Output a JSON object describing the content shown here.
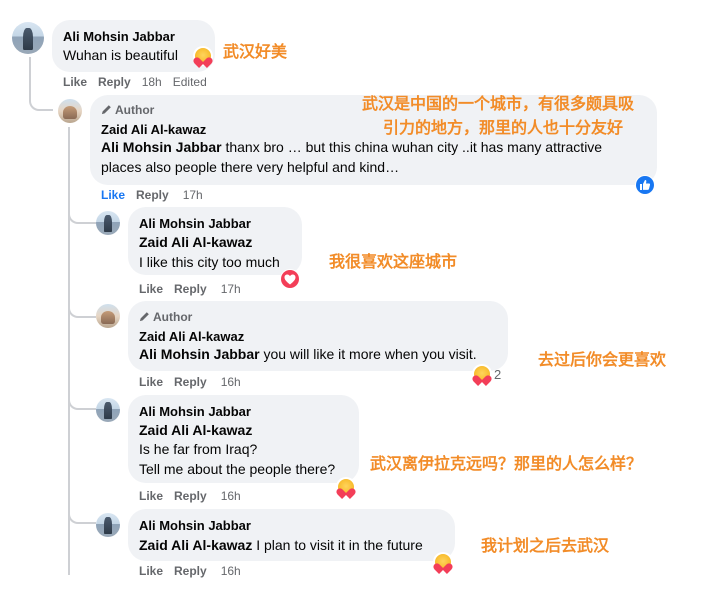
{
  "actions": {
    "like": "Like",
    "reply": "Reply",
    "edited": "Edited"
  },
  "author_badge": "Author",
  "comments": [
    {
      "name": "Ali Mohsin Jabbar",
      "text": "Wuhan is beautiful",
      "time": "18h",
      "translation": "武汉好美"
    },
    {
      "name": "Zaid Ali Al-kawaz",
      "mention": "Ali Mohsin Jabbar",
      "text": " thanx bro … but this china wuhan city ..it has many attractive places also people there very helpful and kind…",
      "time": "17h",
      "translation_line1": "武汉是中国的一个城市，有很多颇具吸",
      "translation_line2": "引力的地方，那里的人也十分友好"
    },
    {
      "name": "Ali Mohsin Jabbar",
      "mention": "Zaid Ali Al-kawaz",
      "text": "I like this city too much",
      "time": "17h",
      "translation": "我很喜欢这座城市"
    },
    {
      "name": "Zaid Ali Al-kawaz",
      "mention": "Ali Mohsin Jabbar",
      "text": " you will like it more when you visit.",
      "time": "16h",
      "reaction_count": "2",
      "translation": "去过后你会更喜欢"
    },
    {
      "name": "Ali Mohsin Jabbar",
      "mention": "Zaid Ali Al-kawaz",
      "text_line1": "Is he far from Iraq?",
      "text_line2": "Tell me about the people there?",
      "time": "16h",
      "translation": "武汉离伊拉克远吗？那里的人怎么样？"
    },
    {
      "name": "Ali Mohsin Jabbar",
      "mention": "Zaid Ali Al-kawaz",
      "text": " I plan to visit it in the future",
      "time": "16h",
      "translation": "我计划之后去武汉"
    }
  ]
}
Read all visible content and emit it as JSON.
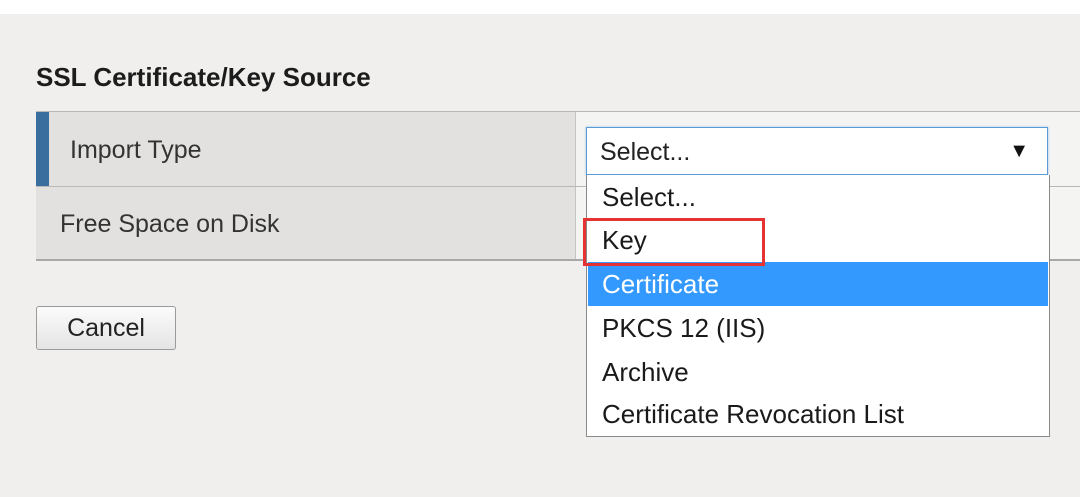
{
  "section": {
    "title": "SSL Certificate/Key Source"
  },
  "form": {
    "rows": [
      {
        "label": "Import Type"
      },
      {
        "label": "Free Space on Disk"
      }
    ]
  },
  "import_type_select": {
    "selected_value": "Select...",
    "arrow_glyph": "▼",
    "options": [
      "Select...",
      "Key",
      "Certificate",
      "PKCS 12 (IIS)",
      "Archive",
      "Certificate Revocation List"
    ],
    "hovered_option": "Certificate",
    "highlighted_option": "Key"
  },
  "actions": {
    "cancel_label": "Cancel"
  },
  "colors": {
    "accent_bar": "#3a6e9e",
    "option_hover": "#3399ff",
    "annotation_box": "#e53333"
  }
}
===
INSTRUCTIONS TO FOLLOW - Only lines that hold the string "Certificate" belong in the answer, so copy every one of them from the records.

SOLVED EXERCISE -
    "title": "SSL Certificate/Key Source"
      "Certificate",
      "Certificate Revocation List"
    "hovered_option": "Certificate",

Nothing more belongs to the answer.